Designed by world-renowned architect Daniel Libeskind, the Danish Jewish Museum memorializes the story of Danish Jews who were saved from Nazi persecution by their fellow Danes in October 1943.

 

Construction of the Museum began in March 2003 and the museum opened in June 2004The space’s evolving function influenced Libeskind’s design. The museum’s layout incorporates a pedestrian walk between the new and old libraries, outdoor summer seating for a café, and intimate conversation spaces at the ground level of the entrance. The whole building is organized as a series of planes, each corresponding to a particular field of religious discourse. Together, the planes, named Exodus, Wilderness, The Giving of the Law, and The Promised Land, carve interior corridors of fractured passageways and slanted floors. 

 

These corridors comprise the museum’s exhibition spaces and, as they wind, they form the letters for the Hebrew word Mitzvah, meaning “good deed.” According to the museum’s website, the form of the building stands as a commentary on the artifacts and artworks it houses, paralleling how accompanying texts often illuminate different aspects of the Talmud. Libeskind describes the space as a “sort of text running within a frame made up of many other surfaces – walls, inner spaces, showcases, virtual perspectives.

DENMARK

Daniel Libeskind (b. 1946) is a Polish-American architect, artist, professor and set designer of Polish Jewish descent. His buildings include the Jewish Museum in Berlin, Germany, the extension to the Denver Art Museum US, Grand Canal Theatre in Dublin, Imperial War Museum North in Greater Manchester, England, Michael Lee-Chin Crystal at Royal Ontario Museum Toronto, Canada, Felix Nussbaum Haus in Osnabrück, Germany, Danish Jewish Museum, Copenhagen, Denmark, and the Wohl Centre at the Bar-Ilan University in Ramat-Gan, Israel.

On February 27, 2003,

In 1970, he received his professional architectural degree from the Cooper Union for the Advancement of Science and Art; he received a postgraduate degree in History and Theory of Architecture at the School of Comparative Studies at the University of Essex in 1972.

Libeskind began his career as an architectural theorist and professor, holding positions at various institutions around the world.

Libeskind completed his first building at the age of 52, with the opening of the Felix Nussbaum Haus in 1998. Prior to this, critics had dismissed his designs as "unbuildable or unduly assertive.". Libeskind won the first four projects competitions he entered. 

Samuel Besekow sculpture by Thomas Munk

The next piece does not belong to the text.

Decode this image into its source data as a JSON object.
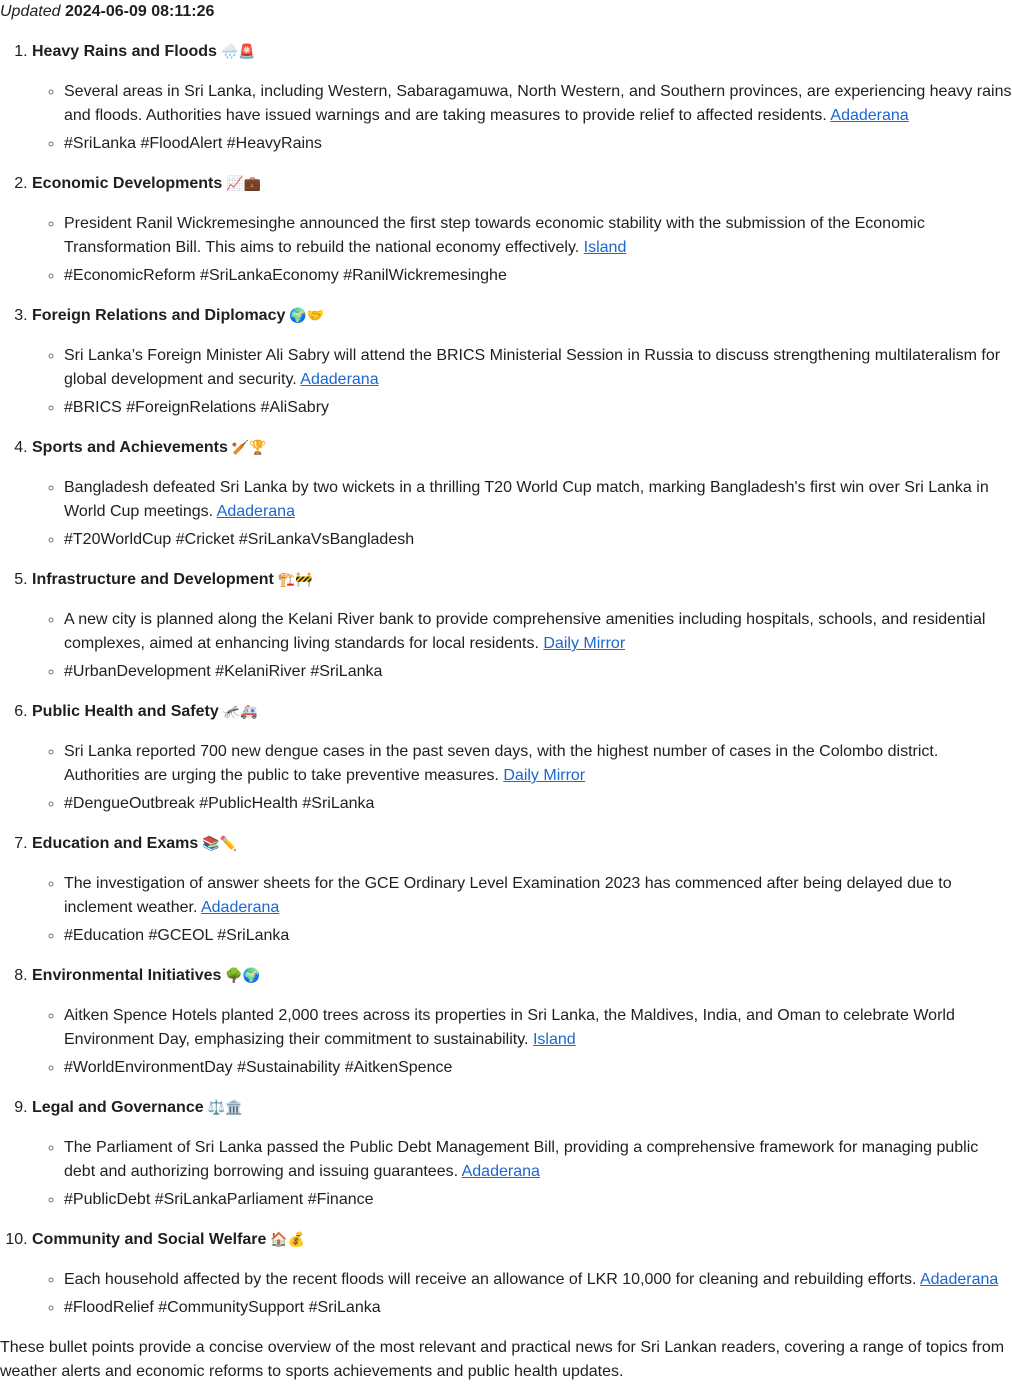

"What informs my work, what inspires me is certainly James Joices' use of language, the complexity, the ambiguity, the meanings that model and modernize language, are part of what I like to think about when I create plans, cities, buildings. . "

"I always thought that architecture and music are closely related emotionally. Architecture is emotional.  It is based on balance. Balance is in the ear. It is not in the eye. So when I do drawing I think about the fact that a drawing is really a score interpreted by the community."

Architect Daniel Libeskind

Danish Jewish Museum

Architect Daniel Libeskind 

"A DRAWING IS A SCORE INTERPRETED BY THE COMMUNITY"